Morality," James A. Dorn of the Cato Institute argued that government
has "weakened the nation's moral fabric."
The most obvious signs of that decay, he wrote, "are the prevalence
of out-of-wedlock births, the breakup of families, the amorality of
public education, and the eruption of criminal activity. But there
are other signs as well: the decline in civility [and] the lack of
integrity in both public and private life.
"One cannot blame government for all of society's ills, but there is
no doubt that legislation over the past 50 years has had a negative
impact on virtue. Individuals lose their moral bearing when they
become dependent on welfare, when they are rewarded for having
children out of wedlock, and when they are not held accountable for
In the past, when government was much smaller, "family and social
bonds were strong, and civil society flourished in numerous fraternal
and religious organizations," wrote Dorn.
Today, after the government has spent over $5 billion on welfare
programs, "Self-reliance has given way to dependence and a loss of
respect for persons and property," he wrote. "Virtue and civil
society have suffered."
What's the solution?
"If we want to help the disadvantaged, we do not do so by making
poverty pay, by restricting markets, by prohibiting school choice, by
discouraging thrift, or by sending the message that the principal
function of government is to take care of us," wrote Dorn. "Rather,
we do so by eliminating social engineering and welfare, by
cultivating free markets, and by returning to our moral heritage."
* Ultimately, liberty and self-responsibility are the only way to
promote a truly moral nation.
Laws can't make people moral.
"In the arena of peaceful behavior, morality and compassion mean
nothing when they are the product of force," argued Jacob G.
Hornberger of the Future of Freedom Foundation. "They are meaningful
only in the context of voluntary, willing choices of individuals."
Exactly, agreed Harry Browne. "Only free people have an incentive to
be virtuous," he wrote. "Only people who bear the consequences of
their own acts will care about those consequences.
"A free society rewards virtue and punishes irresponsibility.
Government does just the opposite. We need to do only one thing to
induce people to act more responsibly: Set them free."
According to the polls, Americans want politicians to do something
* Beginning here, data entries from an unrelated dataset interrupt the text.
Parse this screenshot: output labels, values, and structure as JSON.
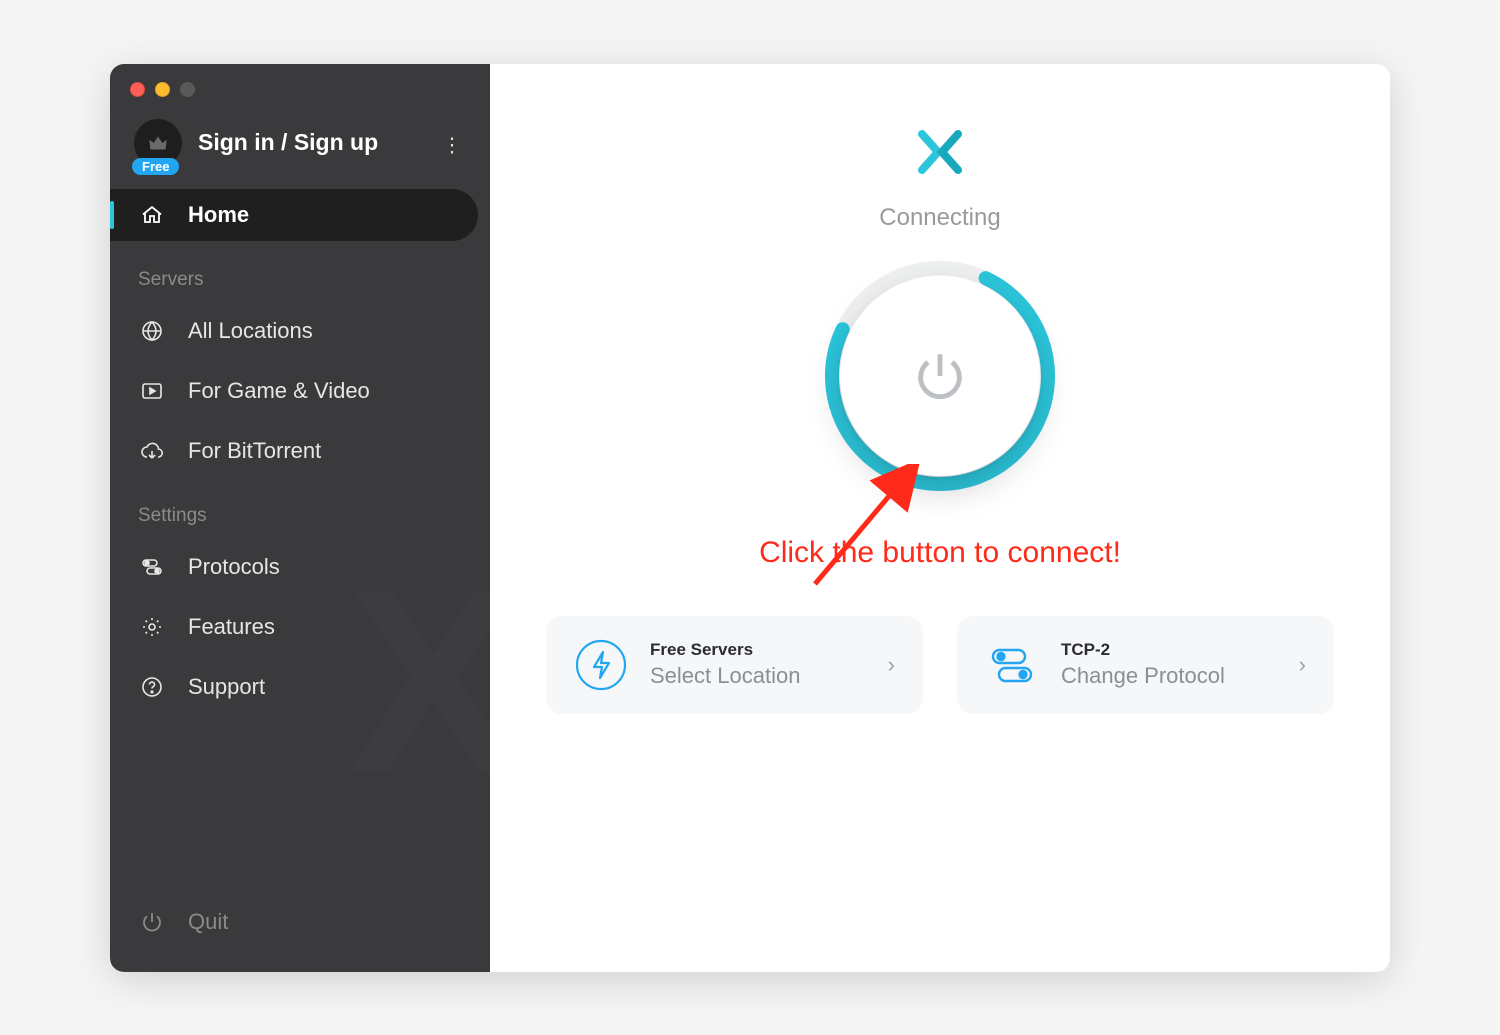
{
  "sidebar": {
    "account": {
      "sign_in_label": "Sign in / Sign up",
      "badge_text": "Free"
    },
    "nav": {
      "home_label": "Home",
      "servers_heading": "Servers",
      "all_locations_label": "All Locations",
      "game_video_label": "For Game & Video",
      "bittorrent_label": "For BitTorrent",
      "settings_heading": "Settings",
      "protocols_label": "Protocols",
      "features_label": "Features",
      "support_label": "Support",
      "quit_label": "Quit"
    }
  },
  "main": {
    "status_text": "Connecting",
    "annotation_text": "Click the button to connect!",
    "cards": {
      "location": {
        "title": "Free Servers",
        "subtitle": "Select Location"
      },
      "protocol": {
        "title": "TCP-2",
        "subtitle": "Change Protocol"
      }
    }
  },
  "colors": {
    "accent_teal": "#2cc5db",
    "accent_blue": "#23a6f2",
    "anno_red": "#ff2a1a"
  }
}
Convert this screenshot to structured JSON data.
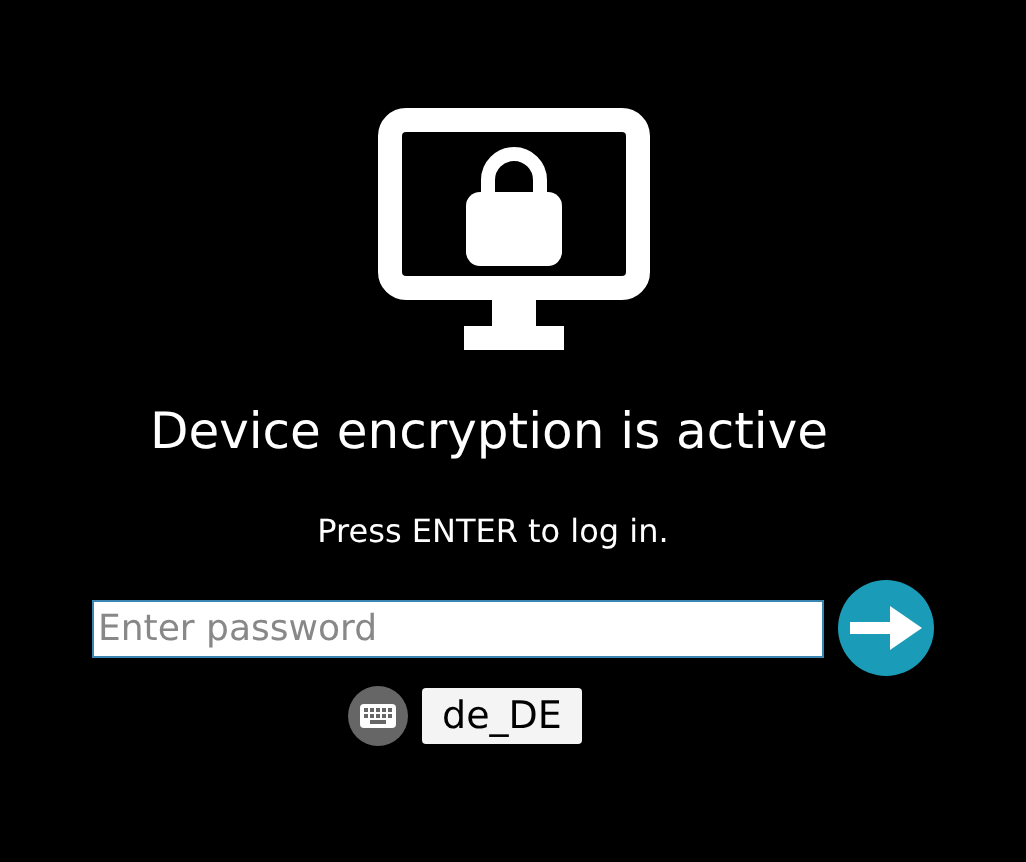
{
  "title": "Device encryption is active",
  "instruction": "Press ENTER to log in.",
  "password": {
    "placeholder": "Enter password"
  },
  "keyboard_layout": "de_DE"
}
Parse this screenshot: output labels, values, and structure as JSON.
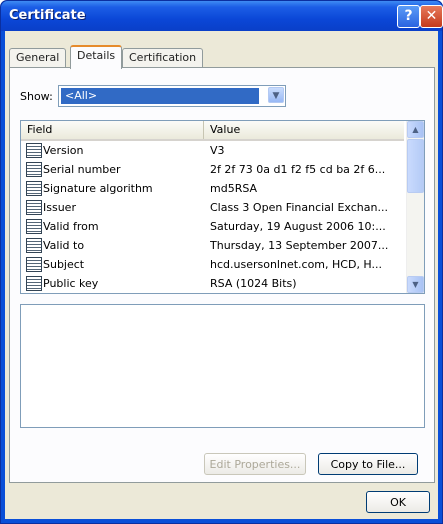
{
  "window": {
    "title": "Certificate",
    "help_glyph": "?",
    "close_glyph": "✕"
  },
  "tabs": [
    {
      "label": "General"
    },
    {
      "label": "Details"
    },
    {
      "label": "Certification Path"
    }
  ],
  "show": {
    "label": "Show:",
    "value": "<All>"
  },
  "list": {
    "columns": {
      "field": "Field",
      "value": "Value"
    },
    "rows": [
      {
        "field": "Version",
        "value": "V3"
      },
      {
        "field": "Serial number",
        "value": "2f 2f 73 0a d1 f2 f5 cd ba 2f 6..."
      },
      {
        "field": "Signature algorithm",
        "value": "md5RSA"
      },
      {
        "field": "Issuer",
        "value": "Class 3 Open Financial Exchan..."
      },
      {
        "field": "Valid from",
        "value": "Saturday, 19 August 2006 10:..."
      },
      {
        "field": "Valid to",
        "value": "Thursday, 13 September 2007..."
      },
      {
        "field": "Subject",
        "value": "hcd.usersonlnet.com, HCD, H..."
      },
      {
        "field": "Public key",
        "value": "RSA (1024 Bits)"
      }
    ]
  },
  "buttons": {
    "edit_properties": "Edit Properties...",
    "copy_to_file": "Copy to File...",
    "ok": "OK"
  },
  "icons": {
    "select_arrow": "chevron-down-icon",
    "scroll_up": "chevron-up-icon",
    "scroll_down": "chevron-down-icon",
    "row_icon": "certificate-field-icon"
  },
  "colors": {
    "titlebar": "#0b47d7",
    "selection": "#316ac5",
    "dialog_bg": "#ece9d8"
  }
}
about morality. Libertarians can respond with a simple equation:
Freedom plus self-responsibility equals morality.
It's not a perfect formula. Some people will always make immoral
decisions. The free market will still produce products that some find
offensive. And Republican and Democratic politicians will continue to
wallow in scandal.
But without freedom, there will never be morality.
Civil rights leader Martin Luther King, Jr. once said, "Hate cannot
drive out hate; only love can do that."
Similarly, government force cannot drive out immorality; only freedom
and self-responsibility can do that.
"Morality" as many Americans know it as, has only eroded since the expansion of government. Only the erosion of government will people truly take responsibility for their own actions. And with responsibility comes "morality".